Try it: The lines wanted are those in the data below that include "icon".

Data for analysis:

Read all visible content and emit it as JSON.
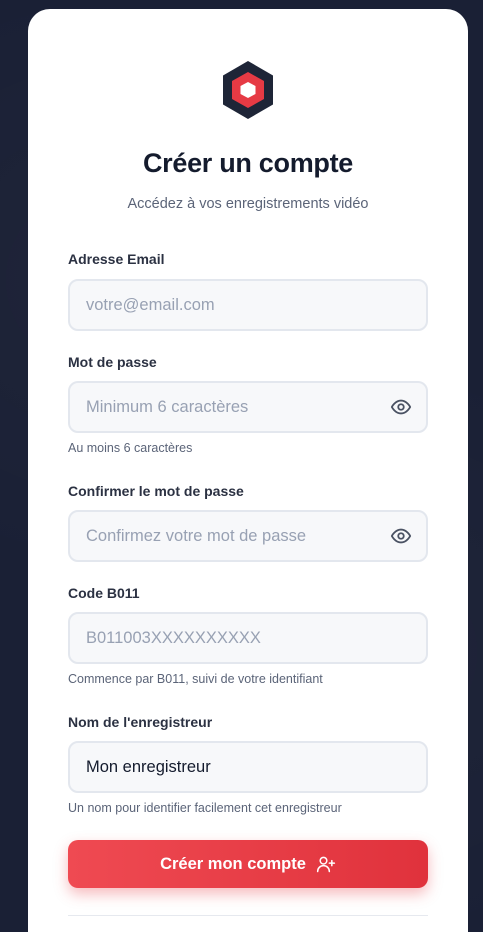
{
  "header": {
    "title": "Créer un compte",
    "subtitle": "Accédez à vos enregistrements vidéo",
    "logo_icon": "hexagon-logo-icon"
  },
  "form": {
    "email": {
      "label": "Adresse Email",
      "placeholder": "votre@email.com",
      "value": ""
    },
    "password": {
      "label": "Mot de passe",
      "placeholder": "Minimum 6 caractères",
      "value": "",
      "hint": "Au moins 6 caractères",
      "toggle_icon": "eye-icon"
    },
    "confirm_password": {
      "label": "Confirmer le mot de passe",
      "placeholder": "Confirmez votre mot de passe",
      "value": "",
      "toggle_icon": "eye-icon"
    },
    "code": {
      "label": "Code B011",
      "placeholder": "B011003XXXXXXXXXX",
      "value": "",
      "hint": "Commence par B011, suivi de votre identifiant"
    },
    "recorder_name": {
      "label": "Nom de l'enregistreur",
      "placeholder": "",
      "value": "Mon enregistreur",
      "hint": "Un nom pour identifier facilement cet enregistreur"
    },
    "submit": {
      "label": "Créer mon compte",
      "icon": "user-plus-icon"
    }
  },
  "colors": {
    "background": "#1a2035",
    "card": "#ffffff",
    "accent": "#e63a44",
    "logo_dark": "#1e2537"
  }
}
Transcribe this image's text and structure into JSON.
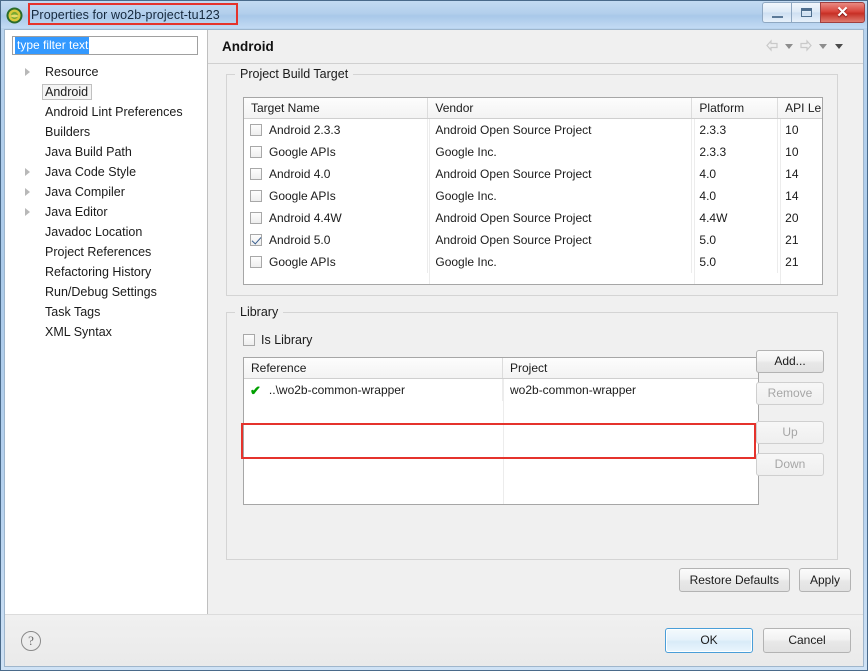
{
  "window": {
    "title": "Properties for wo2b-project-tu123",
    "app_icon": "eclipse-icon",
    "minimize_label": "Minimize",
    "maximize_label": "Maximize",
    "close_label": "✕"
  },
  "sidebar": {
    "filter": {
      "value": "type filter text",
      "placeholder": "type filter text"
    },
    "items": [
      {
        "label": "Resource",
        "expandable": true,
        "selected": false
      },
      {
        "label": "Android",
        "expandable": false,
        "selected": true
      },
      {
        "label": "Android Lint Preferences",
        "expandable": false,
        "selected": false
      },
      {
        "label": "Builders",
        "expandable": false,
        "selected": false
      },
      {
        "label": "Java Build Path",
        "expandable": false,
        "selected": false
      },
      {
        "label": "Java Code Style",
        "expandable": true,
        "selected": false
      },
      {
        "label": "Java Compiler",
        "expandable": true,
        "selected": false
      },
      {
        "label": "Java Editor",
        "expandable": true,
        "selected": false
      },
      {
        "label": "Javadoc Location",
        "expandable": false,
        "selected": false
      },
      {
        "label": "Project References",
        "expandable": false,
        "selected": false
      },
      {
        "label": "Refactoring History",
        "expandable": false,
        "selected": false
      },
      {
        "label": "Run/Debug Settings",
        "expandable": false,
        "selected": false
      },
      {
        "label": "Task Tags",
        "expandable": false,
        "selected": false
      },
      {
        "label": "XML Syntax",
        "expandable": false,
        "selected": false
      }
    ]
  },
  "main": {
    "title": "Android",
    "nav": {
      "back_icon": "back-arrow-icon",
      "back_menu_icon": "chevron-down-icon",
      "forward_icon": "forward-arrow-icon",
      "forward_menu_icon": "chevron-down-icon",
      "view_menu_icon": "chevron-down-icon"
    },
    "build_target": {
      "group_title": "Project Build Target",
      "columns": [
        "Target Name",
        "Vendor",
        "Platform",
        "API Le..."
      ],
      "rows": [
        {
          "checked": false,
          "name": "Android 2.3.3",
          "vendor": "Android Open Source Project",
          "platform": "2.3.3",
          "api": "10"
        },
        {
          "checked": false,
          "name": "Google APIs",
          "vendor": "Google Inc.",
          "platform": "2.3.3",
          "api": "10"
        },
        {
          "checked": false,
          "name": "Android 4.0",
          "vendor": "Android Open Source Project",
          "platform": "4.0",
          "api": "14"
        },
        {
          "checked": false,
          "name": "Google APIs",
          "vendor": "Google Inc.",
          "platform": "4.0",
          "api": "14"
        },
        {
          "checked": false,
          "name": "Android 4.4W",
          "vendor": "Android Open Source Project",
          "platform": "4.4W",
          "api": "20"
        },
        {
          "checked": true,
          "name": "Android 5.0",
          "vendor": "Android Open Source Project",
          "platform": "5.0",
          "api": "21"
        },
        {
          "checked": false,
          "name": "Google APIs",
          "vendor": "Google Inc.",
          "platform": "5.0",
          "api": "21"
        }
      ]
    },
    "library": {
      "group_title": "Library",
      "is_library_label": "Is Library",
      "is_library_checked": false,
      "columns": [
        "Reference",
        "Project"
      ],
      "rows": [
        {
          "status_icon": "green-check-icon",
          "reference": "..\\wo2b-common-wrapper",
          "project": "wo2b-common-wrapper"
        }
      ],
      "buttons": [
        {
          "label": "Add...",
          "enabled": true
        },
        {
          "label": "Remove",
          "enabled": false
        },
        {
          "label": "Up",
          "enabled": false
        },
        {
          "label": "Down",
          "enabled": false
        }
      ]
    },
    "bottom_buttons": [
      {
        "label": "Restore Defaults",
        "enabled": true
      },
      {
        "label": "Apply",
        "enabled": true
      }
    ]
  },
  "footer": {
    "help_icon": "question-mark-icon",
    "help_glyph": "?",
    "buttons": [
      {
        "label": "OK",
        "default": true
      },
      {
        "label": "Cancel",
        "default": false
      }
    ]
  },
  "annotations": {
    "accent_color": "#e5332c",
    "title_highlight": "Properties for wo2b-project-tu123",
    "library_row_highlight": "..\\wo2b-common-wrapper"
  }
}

Final answer:
    "logo_icon": "hexagon-logo-icon"
      "toggle_icon": "eye-icon"
      "toggle_icon": "eye-icon"
      "icon": "user-plus-icon"
    "app_icon": "eclipse-icon",
      "back_icon": "back-arrow-icon",
      "back_menu_icon": "chevron-down-icon",
      "forward_icon": "forward-arrow-icon",
      "forward_menu_icon": "chevron-down-icon",
      "view_menu_icon": "chevron-down-icon"
          "status_icon": "green-check-icon",
    "help_icon": "question-mark-icon",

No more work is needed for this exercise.